Single-stroke pneumatic: This powerplant just doesn’t have enough power to take small and medium game. While I could use the stock to club an animal, that’s not really what I had in mind.
CO2 gun: My deserted island is warm enough for CO2, but where will I replenish my stock? Plus, I’ll need Pellgunoil or the gun will start to leak after a short period of time. I don’t think coconut oil will be a good substitute.
Precharged pneumatic: For those of you who thought my choice would be the Condor or Marauder, I’m sorry to disappoint you. I won’t have air to replenish a scuba tank or electricity or gasoline to power a compressor. I could take a hand pump, but that’s just one more piece of equipment that could break or need maintenance. Remember, I’m trying to make this as simple as possible with the least number of things that could go wrong.
The variable power of a multi-pump was one of the deciding factors. I don’t want a gun so powerful that my pellets rip through a critter and exit the other side. I want the ammo to stay inside and create a larger wound channel. This ensures that the animal will die faster.
One final thing that no on talks about is the shooter’s ability to operate the gun at lower levels that involve less stress. The Blue Streak (and the Benjamin 397 and 392) is already a very under-stressed airgun. But you have an ace up your sleeve if you own one of these in a survival situation.
Remember that nick I mentioned on the compression seal of the springer? There’s probably no less chance of nicking the seal on the pump head of a multi-pump pneumatic. What you do with a multi-pump pneumatic, you can’t do with a springer…pump it more times. So, if your multi-pump pneumatic seal leaks a little–but you can add more strokes to compensate for that leak–you’re back where you want to be.
What else would I want/need?
Pellets! I can easily pop out 1,000 pellets on a weekend, but I could make that many last a year or more. My first choice would be Crosman Premiers, as they deliver very consistent velocities.

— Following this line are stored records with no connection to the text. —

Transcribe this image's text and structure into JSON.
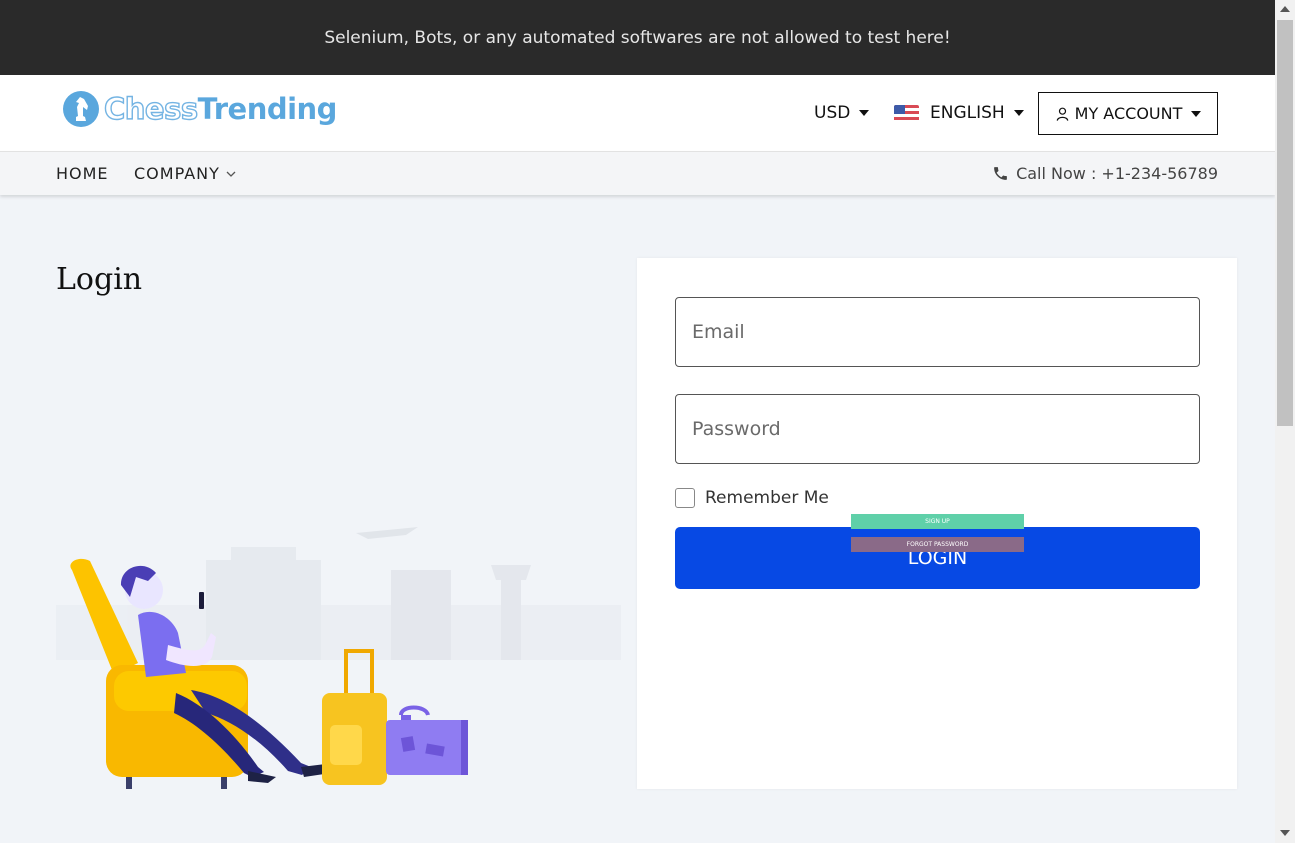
{
  "notice": {
    "text": "Selenium, Bots, or any automated softwares are not allowed to test here!"
  },
  "header": {
    "logo_part1": "Chess",
    "logo_part2": "Trending",
    "currency": "USD",
    "language": "ENGLISH",
    "account": "MY ACCOUNT"
  },
  "nav": {
    "items": [
      {
        "label": "HOME"
      },
      {
        "label": "COMPANY"
      }
    ],
    "phone": "Call Now : +1-234-56789"
  },
  "page": {
    "title": "Login"
  },
  "form": {
    "email_placeholder": "Email",
    "password_placeholder": "Password",
    "remember_label": "Remember Me",
    "login_label": "LOGIN",
    "signup_label": "SIGN UP",
    "forgot_label": "FORGOT PASSWORD"
  },
  "colors": {
    "primary_button": "#0749e4",
    "signup": "#5fd0a9",
    "forgot": "#8a6a88",
    "topbar": "#2a2a2a",
    "logo": "#5aa7dd"
  }
}
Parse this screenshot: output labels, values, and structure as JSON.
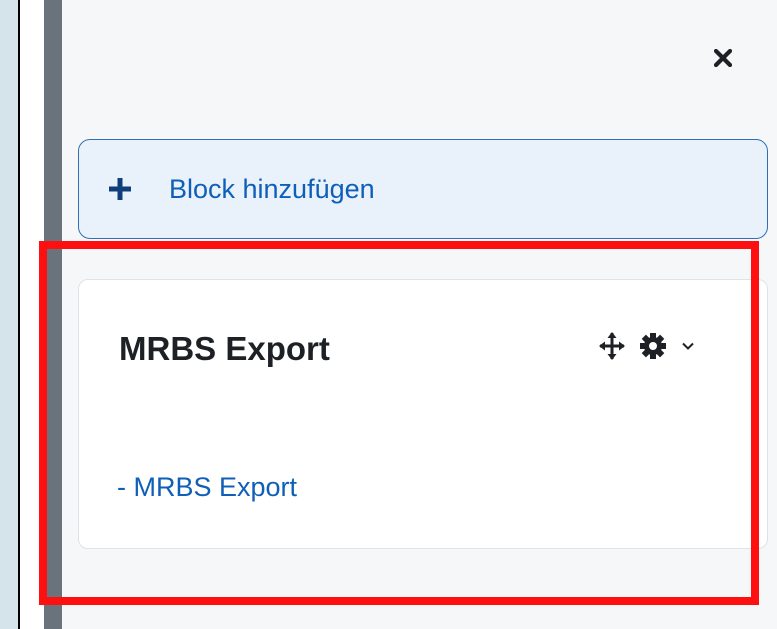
{
  "drawer": {
    "close_icon": "close-icon",
    "add_block": {
      "label": "Block hinzufügen",
      "icon": "plus-icon"
    },
    "block": {
      "title": "MRBS Export",
      "link_text": "- MRBS Export",
      "icons": [
        "move-icon",
        "gear-icon",
        "chevron-down-icon"
      ]
    }
  },
  "colors": {
    "link": "#0f5fb8",
    "add_block_background": "#e9f2fb",
    "add_block_border": "#2f6fb5",
    "drawer_background": "#f6f7f9",
    "drawer_bar": "#6a737b",
    "highlight": "#ff1010"
  }
}
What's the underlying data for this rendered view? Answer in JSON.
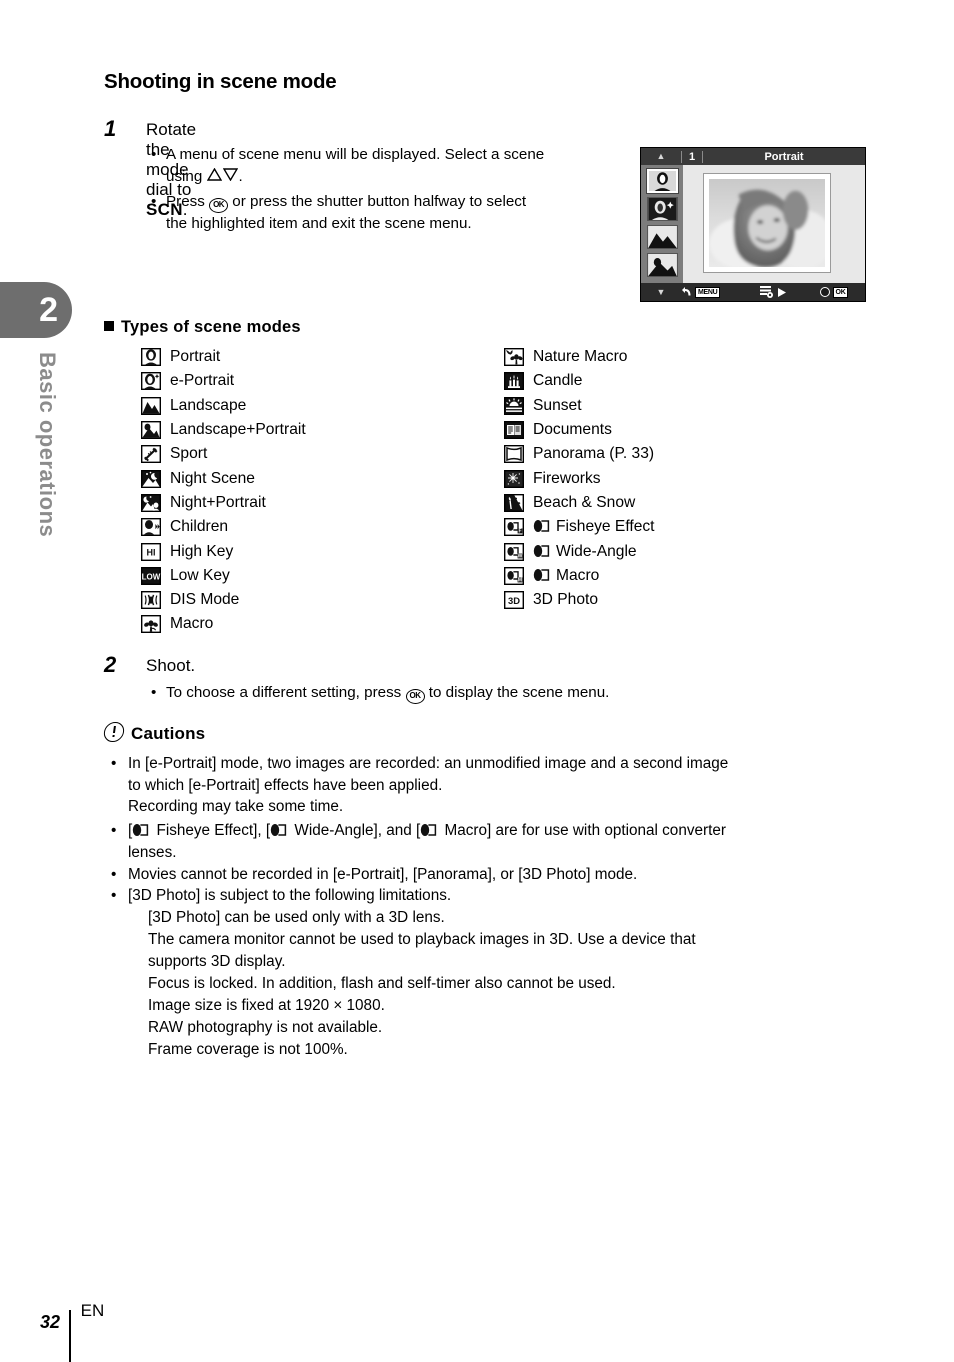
{
  "sidebar": {
    "chapter_number": "2",
    "chapter_label": "Basic operations"
  },
  "header": {
    "title": "Shooting in scene mode"
  },
  "steps": [
    {
      "number": "1",
      "title_prefix": "Rotate the mode dial to ",
      "title_bold": "SCN",
      "title_suffix": ".",
      "bullets": [
        "A menu of scene menu will be displayed. Select a scene",
        "using",
        "Press",
        "or press the shutter button halfway to select",
        "the highlighted item and exit the scene menu."
      ]
    },
    {
      "number": "2",
      "title": "Shoot.",
      "bullet_prefix": "To choose a different setting, press",
      "bullet_suffix": "to display the scene menu."
    }
  ],
  "lcd": {
    "page_indicator": "1",
    "title": "Portrait",
    "menu_badge": "MENU",
    "ok_badge": "OK",
    "up_arrow": "▲",
    "down_arrow": "▼",
    "back_arrow": "↶",
    "right_arrow": "▶",
    "icons": [
      {
        "name": "portrait-icon",
        "selected": true
      },
      {
        "name": "e-portrait-icon",
        "selected": false
      },
      {
        "name": "landscape-icon",
        "selected": false
      },
      {
        "name": "landscape-portrait-icon",
        "selected": false
      }
    ]
  },
  "scene_modes": {
    "heading": "Types of scene modes",
    "left_column": [
      {
        "icon": "portrait-icon",
        "label": "Portrait"
      },
      {
        "icon": "e-portrait-icon",
        "label": "e-Portrait"
      },
      {
        "icon": "landscape-icon",
        "label": "Landscape"
      },
      {
        "icon": "landscape-portrait-icon",
        "label": "Landscape+Portrait"
      },
      {
        "icon": "sport-icon",
        "label": "Sport"
      },
      {
        "icon": "night-scene-icon",
        "label": "Night Scene"
      },
      {
        "icon": "night-portrait-icon",
        "label": "Night+Portrait"
      },
      {
        "icon": "children-icon",
        "label": "Children"
      },
      {
        "icon": "high-key-icon",
        "label": "High Key"
      },
      {
        "icon": "low-key-icon",
        "label": "Low Key"
      },
      {
        "icon": "dis-mode-icon",
        "label": "DIS Mode"
      },
      {
        "icon": "macro-icon",
        "label": "Macro"
      }
    ],
    "right_column": [
      {
        "icon": "nature-macro-icon",
        "label": "Nature Macro",
        "lens": false
      },
      {
        "icon": "candle-icon",
        "label": "Candle",
        "lens": false
      },
      {
        "icon": "sunset-icon",
        "label": "Sunset",
        "lens": false
      },
      {
        "icon": "documents-icon",
        "label": "Documents",
        "lens": false
      },
      {
        "icon": "panorama-icon",
        "label": "Panorama (P. 33)",
        "lens": false
      },
      {
        "icon": "fireworks-icon",
        "label": "Fireworks",
        "lens": false
      },
      {
        "icon": "beach-snow-icon",
        "label": "Beach & Snow",
        "lens": false
      },
      {
        "icon": "converter-fisheye-icon",
        "label": "Fisheye Effect",
        "lens": true
      },
      {
        "icon": "converter-wide-icon",
        "label": "Wide-Angle",
        "lens": true
      },
      {
        "icon": "converter-macro-icon",
        "label": "Macro",
        "lens": true
      },
      {
        "icon": "3d-photo-icon",
        "label": "3D Photo",
        "lens": false
      }
    ]
  },
  "cautions": {
    "heading": "Cautions",
    "lines": [
      {
        "bullet": true,
        "indent": 0,
        "text": "In [e-Portrait] mode, two images are recorded: an unmodified image and a second image"
      },
      {
        "bullet": false,
        "indent": 0,
        "text": "to which [e-Portrait] effects have been applied."
      },
      {
        "bullet": false,
        "indent": 0,
        "text": "Recording may take some time."
      },
      {
        "bullet": true,
        "indent": 0,
        "lens_line": true,
        "text_a": "[",
        "text_b": " Fisheye Effect], [",
        "text_c": " Wide-Angle], and [",
        "text_d": " Macro] are for use with optional converter"
      },
      {
        "bullet": false,
        "indent": 0,
        "text": "lenses."
      },
      {
        "bullet": true,
        "indent": 0,
        "text": "Movies cannot be recorded in [e-Portrait], [Panorama], or [3D Photo] mode."
      },
      {
        "bullet": true,
        "indent": 0,
        "text": "[3D Photo] is subject to the following limitations."
      },
      {
        "bullet": false,
        "indent": 1,
        "text": "[3D Photo] can be used only with a 3D lens."
      },
      {
        "bullet": false,
        "indent": 1,
        "text": "The camera monitor cannot be used to playback images in 3D. Use a device that"
      },
      {
        "bullet": false,
        "indent": 1,
        "text": "supports 3D display."
      },
      {
        "bullet": false,
        "indent": 1,
        "text": "Focus is locked. In addition, flash and self-timer also cannot be used."
      },
      {
        "bullet": false,
        "indent": 1,
        "text": "Image size is fixed at 1920 × 1080."
      },
      {
        "bullet": false,
        "indent": 1,
        "text": "RAW photography is not available."
      },
      {
        "bullet": false,
        "indent": 1,
        "text": "Frame coverage is not 100%."
      }
    ]
  },
  "footer": {
    "page_number": "32",
    "language": "EN"
  },
  "colors": {
    "tab_gray": "#6e6e6e",
    "label_gray": "#8c8c8c",
    "heading_bar": "#d8d8d8",
    "lcd_dark": "#2b2b2b"
  }
}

I’d also like to take a sharp knife, a multi-tool and a flashlight. I could get along without these, but they’d be nice to have.
Which gun and what equipment would you take to your deserted island?